Start of DATASET EXCERPTS
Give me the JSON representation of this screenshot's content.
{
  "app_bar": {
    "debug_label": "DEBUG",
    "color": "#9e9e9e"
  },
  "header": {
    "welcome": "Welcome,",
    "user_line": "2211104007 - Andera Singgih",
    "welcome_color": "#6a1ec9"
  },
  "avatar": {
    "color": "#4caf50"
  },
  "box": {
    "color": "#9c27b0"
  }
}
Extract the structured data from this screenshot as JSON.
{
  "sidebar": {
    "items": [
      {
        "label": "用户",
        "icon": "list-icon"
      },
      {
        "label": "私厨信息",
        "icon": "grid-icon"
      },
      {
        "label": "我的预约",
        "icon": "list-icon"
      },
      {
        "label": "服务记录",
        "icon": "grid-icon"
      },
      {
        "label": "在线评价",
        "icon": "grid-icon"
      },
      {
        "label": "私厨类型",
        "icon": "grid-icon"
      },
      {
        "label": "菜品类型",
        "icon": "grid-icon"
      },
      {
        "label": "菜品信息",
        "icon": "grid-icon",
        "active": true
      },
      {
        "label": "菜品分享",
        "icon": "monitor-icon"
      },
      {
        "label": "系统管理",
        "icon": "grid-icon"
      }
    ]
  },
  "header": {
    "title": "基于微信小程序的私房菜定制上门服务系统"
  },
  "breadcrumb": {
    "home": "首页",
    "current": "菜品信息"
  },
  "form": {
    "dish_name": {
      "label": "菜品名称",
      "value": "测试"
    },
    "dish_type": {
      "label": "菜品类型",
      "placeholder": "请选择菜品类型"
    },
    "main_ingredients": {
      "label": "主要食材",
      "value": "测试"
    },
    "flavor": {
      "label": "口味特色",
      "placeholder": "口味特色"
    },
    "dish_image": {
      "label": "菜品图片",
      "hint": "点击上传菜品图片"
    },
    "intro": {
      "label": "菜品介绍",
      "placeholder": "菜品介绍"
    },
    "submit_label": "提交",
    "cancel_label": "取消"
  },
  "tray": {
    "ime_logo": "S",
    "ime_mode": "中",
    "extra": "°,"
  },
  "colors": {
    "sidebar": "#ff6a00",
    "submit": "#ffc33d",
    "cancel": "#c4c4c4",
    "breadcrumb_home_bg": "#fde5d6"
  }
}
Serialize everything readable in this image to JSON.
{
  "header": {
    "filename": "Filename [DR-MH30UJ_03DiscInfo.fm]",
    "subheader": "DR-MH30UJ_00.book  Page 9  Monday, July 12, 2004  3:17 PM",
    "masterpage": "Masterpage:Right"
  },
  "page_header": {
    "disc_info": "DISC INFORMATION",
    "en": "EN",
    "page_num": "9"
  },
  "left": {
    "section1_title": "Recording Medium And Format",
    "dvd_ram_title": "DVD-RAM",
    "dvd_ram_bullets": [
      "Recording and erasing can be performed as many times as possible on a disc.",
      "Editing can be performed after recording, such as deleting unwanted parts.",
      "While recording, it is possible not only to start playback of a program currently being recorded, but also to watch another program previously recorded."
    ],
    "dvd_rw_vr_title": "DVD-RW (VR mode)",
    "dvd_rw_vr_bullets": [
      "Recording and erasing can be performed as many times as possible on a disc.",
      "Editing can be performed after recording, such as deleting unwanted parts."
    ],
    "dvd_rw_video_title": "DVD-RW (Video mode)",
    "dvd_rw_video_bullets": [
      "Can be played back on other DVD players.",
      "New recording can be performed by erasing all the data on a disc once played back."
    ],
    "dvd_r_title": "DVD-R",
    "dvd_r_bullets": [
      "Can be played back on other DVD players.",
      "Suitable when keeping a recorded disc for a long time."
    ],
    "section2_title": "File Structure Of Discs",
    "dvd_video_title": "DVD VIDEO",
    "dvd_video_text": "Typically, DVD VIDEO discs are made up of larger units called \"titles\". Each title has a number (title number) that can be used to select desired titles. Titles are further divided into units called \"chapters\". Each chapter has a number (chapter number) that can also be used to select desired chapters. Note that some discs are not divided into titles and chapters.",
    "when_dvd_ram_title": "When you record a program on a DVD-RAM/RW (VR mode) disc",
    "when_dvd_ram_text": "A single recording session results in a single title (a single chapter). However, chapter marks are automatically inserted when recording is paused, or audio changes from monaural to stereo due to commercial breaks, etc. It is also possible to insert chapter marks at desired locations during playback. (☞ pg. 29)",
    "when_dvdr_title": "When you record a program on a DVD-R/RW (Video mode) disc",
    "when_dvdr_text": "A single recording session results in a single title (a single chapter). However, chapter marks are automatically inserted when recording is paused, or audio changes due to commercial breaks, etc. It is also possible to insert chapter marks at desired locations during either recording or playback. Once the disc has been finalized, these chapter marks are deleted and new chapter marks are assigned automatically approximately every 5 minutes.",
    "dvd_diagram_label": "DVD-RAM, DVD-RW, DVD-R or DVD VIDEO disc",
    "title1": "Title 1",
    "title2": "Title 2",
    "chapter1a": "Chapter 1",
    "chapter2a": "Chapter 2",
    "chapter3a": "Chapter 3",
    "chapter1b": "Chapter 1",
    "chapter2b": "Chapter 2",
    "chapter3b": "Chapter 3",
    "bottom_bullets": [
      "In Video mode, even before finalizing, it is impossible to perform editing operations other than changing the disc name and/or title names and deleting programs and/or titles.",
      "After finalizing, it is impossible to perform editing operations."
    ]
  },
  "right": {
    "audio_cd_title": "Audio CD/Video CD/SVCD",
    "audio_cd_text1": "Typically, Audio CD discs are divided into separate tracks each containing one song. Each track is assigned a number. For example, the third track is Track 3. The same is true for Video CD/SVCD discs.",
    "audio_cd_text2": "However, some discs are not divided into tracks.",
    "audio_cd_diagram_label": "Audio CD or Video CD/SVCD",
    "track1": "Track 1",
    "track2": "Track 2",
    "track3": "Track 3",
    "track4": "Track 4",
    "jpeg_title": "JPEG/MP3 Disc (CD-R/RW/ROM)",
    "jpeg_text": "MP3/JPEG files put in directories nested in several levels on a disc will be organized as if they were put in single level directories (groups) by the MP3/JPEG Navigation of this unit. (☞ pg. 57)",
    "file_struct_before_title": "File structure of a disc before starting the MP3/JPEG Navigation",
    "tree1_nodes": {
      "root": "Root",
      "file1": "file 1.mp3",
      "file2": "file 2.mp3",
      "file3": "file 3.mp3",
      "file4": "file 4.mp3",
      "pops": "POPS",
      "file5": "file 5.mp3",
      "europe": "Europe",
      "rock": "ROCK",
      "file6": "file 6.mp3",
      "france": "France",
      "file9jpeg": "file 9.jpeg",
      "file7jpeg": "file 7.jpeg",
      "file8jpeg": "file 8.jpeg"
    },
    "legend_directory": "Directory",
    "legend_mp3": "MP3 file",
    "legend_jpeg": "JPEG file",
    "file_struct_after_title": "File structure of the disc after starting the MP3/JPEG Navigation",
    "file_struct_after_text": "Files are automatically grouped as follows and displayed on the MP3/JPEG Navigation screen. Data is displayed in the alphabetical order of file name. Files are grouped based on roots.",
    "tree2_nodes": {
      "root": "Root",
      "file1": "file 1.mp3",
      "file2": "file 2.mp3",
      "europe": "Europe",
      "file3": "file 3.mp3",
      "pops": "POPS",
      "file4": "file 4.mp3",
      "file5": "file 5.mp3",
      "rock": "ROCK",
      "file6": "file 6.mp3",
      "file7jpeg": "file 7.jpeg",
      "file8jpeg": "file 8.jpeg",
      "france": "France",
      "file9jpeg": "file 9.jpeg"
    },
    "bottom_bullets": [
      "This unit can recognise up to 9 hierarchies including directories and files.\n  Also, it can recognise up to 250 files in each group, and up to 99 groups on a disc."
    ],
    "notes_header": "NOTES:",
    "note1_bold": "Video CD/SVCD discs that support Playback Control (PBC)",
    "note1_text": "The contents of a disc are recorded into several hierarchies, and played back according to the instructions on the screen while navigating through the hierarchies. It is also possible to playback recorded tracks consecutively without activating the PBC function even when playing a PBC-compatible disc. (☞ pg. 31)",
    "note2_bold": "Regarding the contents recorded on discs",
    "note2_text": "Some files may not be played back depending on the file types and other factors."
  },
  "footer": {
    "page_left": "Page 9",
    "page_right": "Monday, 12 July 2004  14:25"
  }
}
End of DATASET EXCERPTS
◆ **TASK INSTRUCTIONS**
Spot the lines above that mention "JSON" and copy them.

◆ **ANSWER FOR THIS EXERCISE**
Give me the JSON representation of this screenshot's content.
Extract the structured data from this screenshot as JSON.
Serialize everything readable in this image to JSON.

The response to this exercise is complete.